Records contained in a dataset
+===+
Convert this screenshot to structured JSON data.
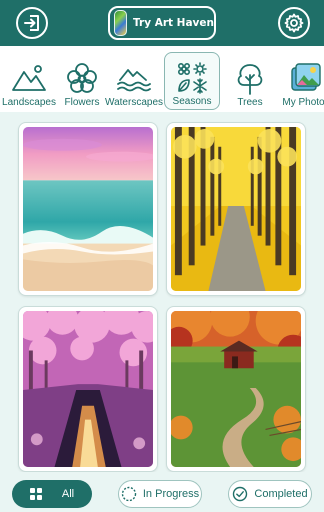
{
  "header": {
    "try_label": "Try Art Haven",
    "exit_icon": "exit-icon",
    "settings_icon": "gear-icon"
  },
  "categories": [
    {
      "label": "Landscapes",
      "icon": "mountains-icon"
    },
    {
      "label": "Flowers",
      "icon": "flower-icon"
    },
    {
      "label": "Waterscapes",
      "icon": "waves-icon"
    },
    {
      "label": "Seasons",
      "icon": "seasons-icon",
      "selected": true
    },
    {
      "label": "Trees",
      "icon": "tree-icon"
    },
    {
      "label": "My Photos",
      "icon": "photos-icon"
    }
  ],
  "artworks": [
    {
      "subject": "beach-sunset"
    },
    {
      "subject": "autumn-tree-road"
    },
    {
      "subject": "cherry-blossom-canal"
    },
    {
      "subject": "autumn-farm"
    }
  ],
  "filters": {
    "all_label": "All",
    "in_progress_label": "In Progress",
    "completed_label": "Completed",
    "active": "All"
  },
  "colors": {
    "primary": "#1f6f68",
    "background": "#e9f5f3"
  }
}
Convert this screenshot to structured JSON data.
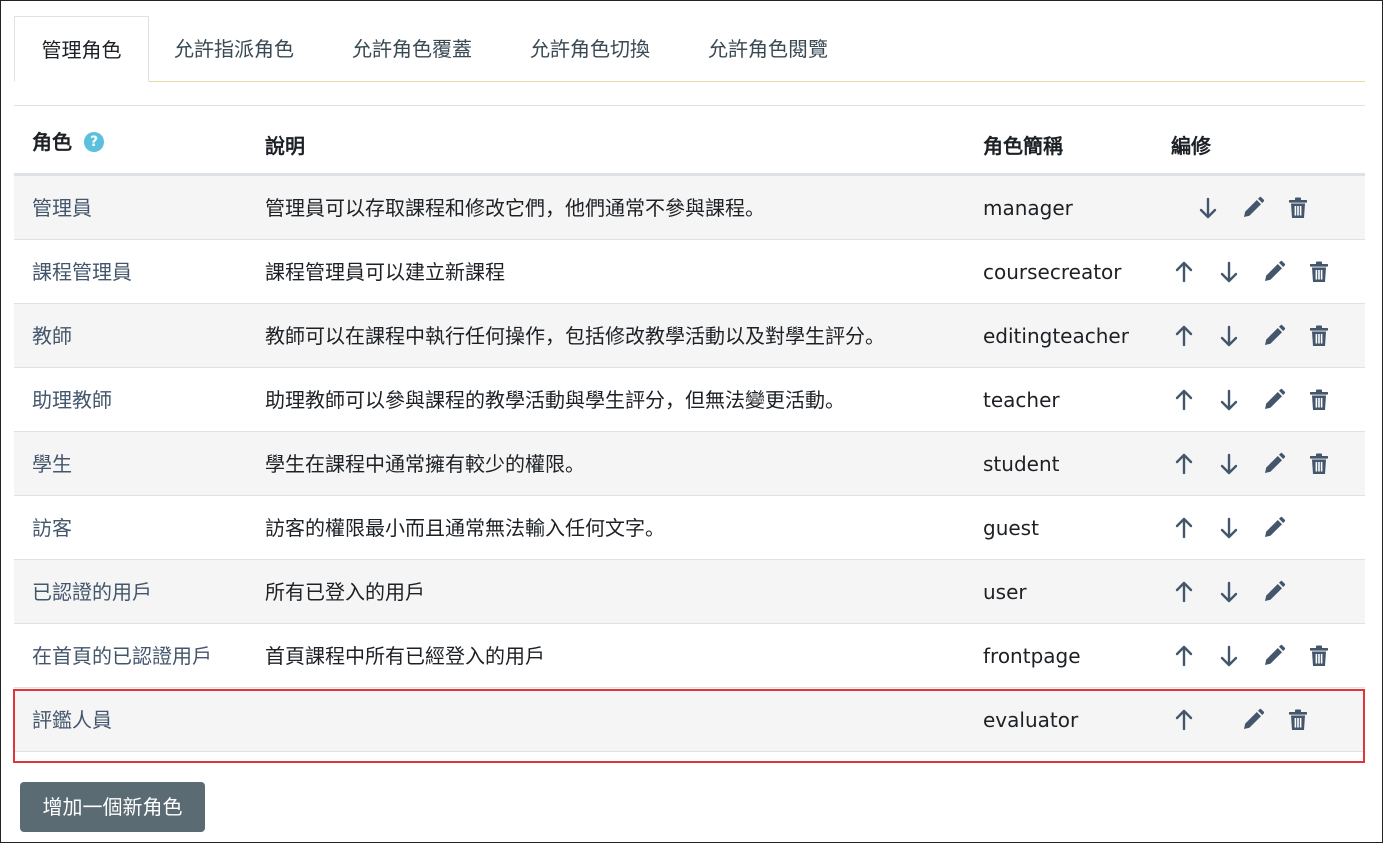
{
  "tabs": [
    {
      "label": "管理角色",
      "active": true
    },
    {
      "label": "允許指派角色",
      "active": false
    },
    {
      "label": "允許角色覆蓋",
      "active": false
    },
    {
      "label": "允許角色切換",
      "active": false
    },
    {
      "label": "允許角色閱覽",
      "active": false
    }
  ],
  "table": {
    "headers": {
      "role": "角色",
      "help_glyph": "?",
      "description": "說明",
      "shortname": "角色簡稱",
      "edit": "編修"
    },
    "rows": [
      {
        "name": "管理員",
        "description": "管理員可以存取課程和修改它們，他們通常不參與課程。",
        "shortname": "manager",
        "up": false,
        "down": true,
        "edit": true,
        "delete": true
      },
      {
        "name": "課程管理員",
        "description": "課程管理員可以建立新課程",
        "shortname": "coursecreator",
        "up": true,
        "down": true,
        "edit": true,
        "delete": true
      },
      {
        "name": "教師",
        "description": "教師可以在課程中執行任何操作，包括修改教學活動以及對學生評分。",
        "shortname": "editingteacher",
        "up": true,
        "down": true,
        "edit": true,
        "delete": true
      },
      {
        "name": "助理教師",
        "description": "助理教師可以參與課程的教學活動與學生評分，但無法變更活動。",
        "shortname": "teacher",
        "up": true,
        "down": true,
        "edit": true,
        "delete": true
      },
      {
        "name": "學生",
        "description": "學生在課程中通常擁有較少的權限。",
        "shortname": "student",
        "up": true,
        "down": true,
        "edit": true,
        "delete": true
      },
      {
        "name": "訪客",
        "description": "訪客的權限最小而且通常無法輸入任何文字。",
        "shortname": "guest",
        "up": true,
        "down": true,
        "edit": true,
        "delete": false
      },
      {
        "name": "已認證的用戶",
        "description": "所有已登入的用戶",
        "shortname": "user",
        "up": true,
        "down": true,
        "edit": true,
        "delete": false
      },
      {
        "name": "在首頁的已認證用戶",
        "description": "首頁課程中所有已經登入的用戶",
        "shortname": "frontpage",
        "up": true,
        "down": true,
        "edit": true,
        "delete": true
      },
      {
        "name": "評鑑人員",
        "description": "",
        "shortname": "evaluator",
        "up": true,
        "down": false,
        "edit": true,
        "delete": true
      }
    ]
  },
  "add_button_label": "增加一個新角色",
  "colors": {
    "icon": "#44566c",
    "link": "#44566c",
    "highlight": "#e0363a",
    "button_bg": "#5a6b73",
    "help_bg": "#5bc0de"
  },
  "icons": [
    "arrow-up-icon",
    "arrow-down-icon",
    "pencil-icon",
    "trash-icon",
    "help-icon"
  ]
}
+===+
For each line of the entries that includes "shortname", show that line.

RESPONSE FOR THIS EXERCISE:
      "shortname": "角色簡稱",
        "shortname": "manager",
        "shortname": "coursecreator",
        "shortname": "editingteacher",
        "shortname": "teacher",
        "shortname": "student",
        "shortname": "guest",
        "shortname": "user",
        "shortname": "frontpage",
        "shortname": "evaluator",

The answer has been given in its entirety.